[Task prompt] In the entries below, some lines hold the string "java"; please say how many, giving the number and nothing else.

-------------------------

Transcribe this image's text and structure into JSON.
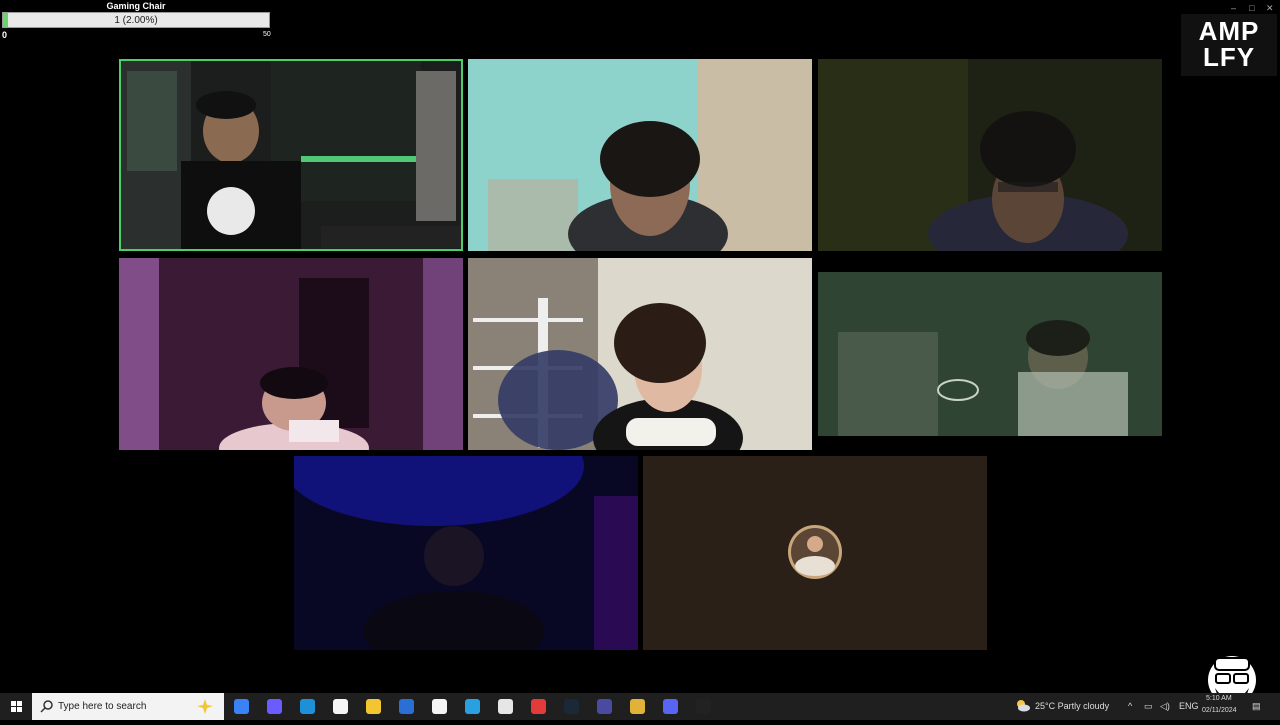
{
  "goal": {
    "title": "Gaming Chair",
    "progress_text": "1 (2.00%)",
    "progress_fraction": 0.02,
    "min": "0",
    "max": "50"
  },
  "brand": {
    "line1": "AMP",
    "line2": "LFY"
  },
  "window": {
    "min_glyph": "–",
    "max_glyph": "□",
    "close_glyph": "✕"
  },
  "taskbar": {
    "search_placeholder": "Type here to search",
    "apps": [
      "copilot-icon",
      "teams-icon",
      "edge-icon",
      "store-icon",
      "file-explorer-icon",
      "outlook-icon",
      "chrome-icon",
      "notes-icon",
      "tool-icon",
      "news-icon",
      "steam-icon",
      "app-grid-icon",
      "app-tool-icon",
      "discord-icon",
      "obs-icon"
    ],
    "weather": "25°C  Partly cloudy",
    "lang": "ENG",
    "time": "5:10 AM",
    "date": "02/11/2024"
  }
}
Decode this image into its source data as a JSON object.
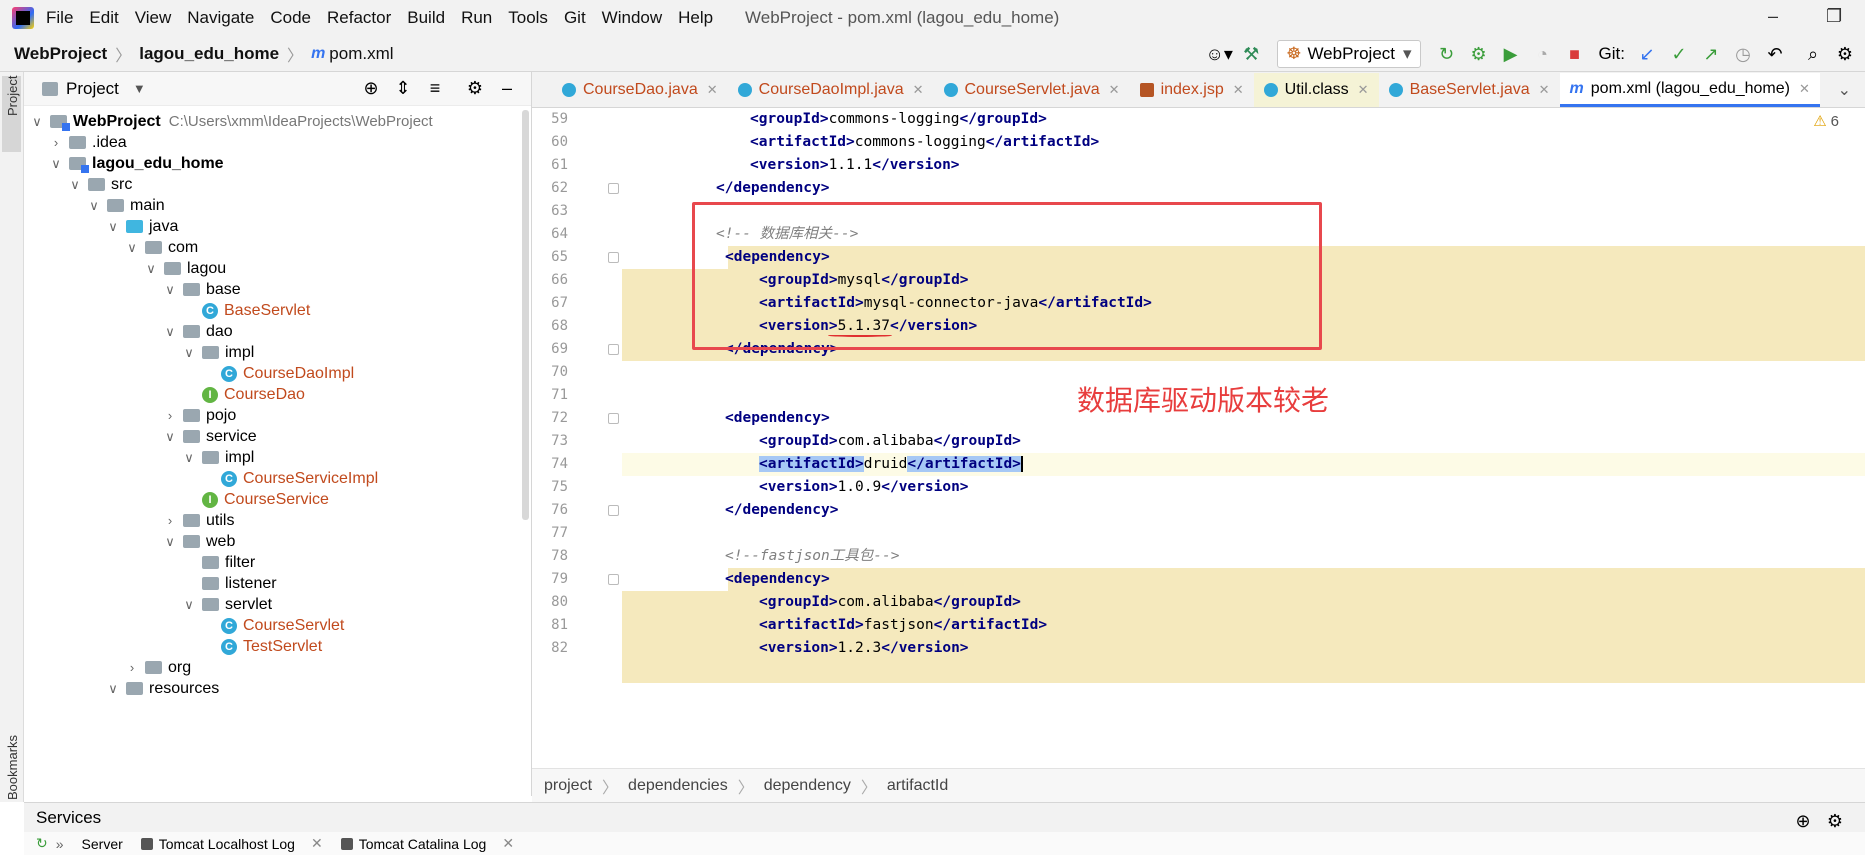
{
  "menubar": {
    "items": [
      "File",
      "Edit",
      "View",
      "Navigate",
      "Code",
      "Refactor",
      "Build",
      "Run",
      "Tools",
      "Git",
      "Window",
      "Help"
    ],
    "title": "WebProject - pom.xml (lagou_edu_home)"
  },
  "navbar": {
    "crumbs": [
      "WebProject",
      "lagou_edu_home"
    ],
    "file": "pom.xml",
    "run_config": "WebProject",
    "git_label": "Git:"
  },
  "left_strip": {
    "project": "Project",
    "bookmarks": "Bookmarks"
  },
  "project_panel": {
    "title": "Project",
    "tree": [
      {
        "label": "WebProject",
        "path": "C:\\Users\\xmm\\IdeaProjects\\WebProject"
      },
      {
        "label": ".idea"
      },
      {
        "label": "lagou_edu_home"
      },
      {
        "label": "src"
      },
      {
        "label": "main"
      },
      {
        "label": "java"
      },
      {
        "label": "com"
      },
      {
        "label": "lagou"
      },
      {
        "label": "base"
      },
      {
        "label": "BaseServlet"
      },
      {
        "label": "dao"
      },
      {
        "label": "impl"
      },
      {
        "label": "CourseDaoImpl"
      },
      {
        "label": "CourseDao"
      },
      {
        "label": "pojo"
      },
      {
        "label": "service"
      },
      {
        "label": "impl"
      },
      {
        "label": "CourseServiceImpl"
      },
      {
        "label": "CourseService"
      },
      {
        "label": "utils"
      },
      {
        "label": "web"
      },
      {
        "label": "filter"
      },
      {
        "label": "listener"
      },
      {
        "label": "servlet"
      },
      {
        "label": "CourseServlet"
      },
      {
        "label": "TestServlet"
      },
      {
        "label": "org"
      },
      {
        "label": "resources"
      }
    ]
  },
  "editor": {
    "tabs": [
      {
        "label": "CourseDao.java"
      },
      {
        "label": "CourseDaoImpl.java"
      },
      {
        "label": "CourseServlet.java"
      },
      {
        "label": "index.jsp"
      },
      {
        "label": "Util.class"
      },
      {
        "label": "BaseServlet.java"
      },
      {
        "label": "pom.xml (lagou_edu_home)"
      }
    ],
    "warning_count": "6",
    "line_numbers": [
      "59",
      "60",
      "61",
      "62",
      "63",
      "64",
      "65",
      "66",
      "67",
      "68",
      "69",
      "70",
      "71",
      "72",
      "73",
      "74",
      "75",
      "76",
      "77",
      "78",
      "79",
      "80",
      "81",
      "82"
    ],
    "code": {
      "l59_val": "commons-logging",
      "l60_val": "commons-logging",
      "l61_val": "1.1.1",
      "l64_comment": "<!-- 数据库相关-->",
      "l66_val": "mysql",
      "l67_val": "mysql-connector-java",
      "l68_val": "5.1.37",
      "l73_val": "com.alibaba",
      "l74_val": "druid",
      "l75_val": "1.0.9",
      "l78_comment": "<!--fastjson工具包-->",
      "l80_val": "com.alibaba",
      "l81_val": "fastjson",
      "l82_val": "1.2.3"
    },
    "annotation": "数据库驱动版本较老",
    "breadcrumb": [
      "project",
      "dependencies",
      "dependency",
      "artifactId"
    ]
  },
  "bottom": {
    "services_title": "Services",
    "tabs": [
      "Server",
      "Tomcat Localhost Log",
      "Tomcat Catalina Log"
    ]
  },
  "colors": {
    "accent": "#3574f0",
    "xml_tag": "#000080",
    "highlight_band": "#f5e9bd",
    "annotation_red": "#e8484d",
    "class_name": "#c14a1d"
  }
}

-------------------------

[Response to the exercise] 6